He said not having 80 more financial experts dedicated full time to pursuing terrorists’ funds and disrupting their networks did not mean that no additional I.R.S. agents would be assigned, just that those needed would be drawn from other assignments as needed to pursue terrorist-financing issues.
Normally the budget requests of agency heads like Mark W. Everson, the I.R.S. commissioner, are secret. His request is known only because Congress, since 1998, has required the I.R.S. to submit its budget proposals first to the I.R.S. Oversight Board, a bipartisan volunteer panel of seven financial, management and technology experts that Congress created to monitor the tax agency.
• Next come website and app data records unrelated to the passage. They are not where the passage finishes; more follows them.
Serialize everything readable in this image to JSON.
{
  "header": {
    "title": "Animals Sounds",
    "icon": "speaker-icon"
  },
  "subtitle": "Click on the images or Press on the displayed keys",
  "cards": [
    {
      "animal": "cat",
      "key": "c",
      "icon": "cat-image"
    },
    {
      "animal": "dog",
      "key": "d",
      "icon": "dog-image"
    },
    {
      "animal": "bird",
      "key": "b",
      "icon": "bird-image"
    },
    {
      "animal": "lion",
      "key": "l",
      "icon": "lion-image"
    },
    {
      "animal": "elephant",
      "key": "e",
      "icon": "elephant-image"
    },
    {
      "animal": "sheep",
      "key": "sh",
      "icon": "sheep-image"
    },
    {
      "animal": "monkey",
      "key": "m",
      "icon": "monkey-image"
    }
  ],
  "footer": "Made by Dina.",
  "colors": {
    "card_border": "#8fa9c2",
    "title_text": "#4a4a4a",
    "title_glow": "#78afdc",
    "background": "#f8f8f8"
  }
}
The board appeared before the House I.R.S. oversight subcommittee on Tuesday to make its case for an increase in the I.R.S. budget that is twice the 4.6 percent proposed by the Bush administration. The board said the Bush administration’s plan would result in further deterioration in tax enforcement and warned of a growing tide of tax cheating and attitudes that encourage cheating, especially among young adults.
Representative Amo Houghton, the New York Republican who is chairman of the subcommittee, gave 50 minutes to remarks and questions for Mr. Everson, who is widely thought to be under consideration for a senior post in the Department of Homeland Security.
When the time came for the Oversight Board’s presentation, Mr. Houghton said he would allot three minutes.
Mr. Houghton then turned his back to talk to two aides and looked down to read papers for about half of the four-minute presentation by Nancy Killefer, the international management consultant who is chairwoman of the Oversight Board.
The board’s disclosing that the Bush administration had rejected the request for added investigators drew a rebuke from a Republican lawmaker who was instrumental in creating the Oversight Board.
“I do think it’s a little dangerous” for the Oversight Board to be involved in such matters, said Representative Rob Portman, Republican of Ohio.
“We did not select you for your expertise on terrorism,” he added. “I am frankly disappointed the board made this recommendation.”
Mrs. Killefer, a senior executive with the McKinsey consulting firm, then explained that the proposal came from the I.R.S. and that the Oversight Board was saying only that it agreed with the agency and supported its proposal.
Mr. Pomeroy, the lone Democrat to appear at the hearing, said he wanted to know more about the proposal and the reasons it was rejected. “Do we have sufficient resources on this important task?” he asked after the hearing.
“Of course not. If we did we would have heard a lot more about successes in bringing down the global financial underpinnings of terrorism.”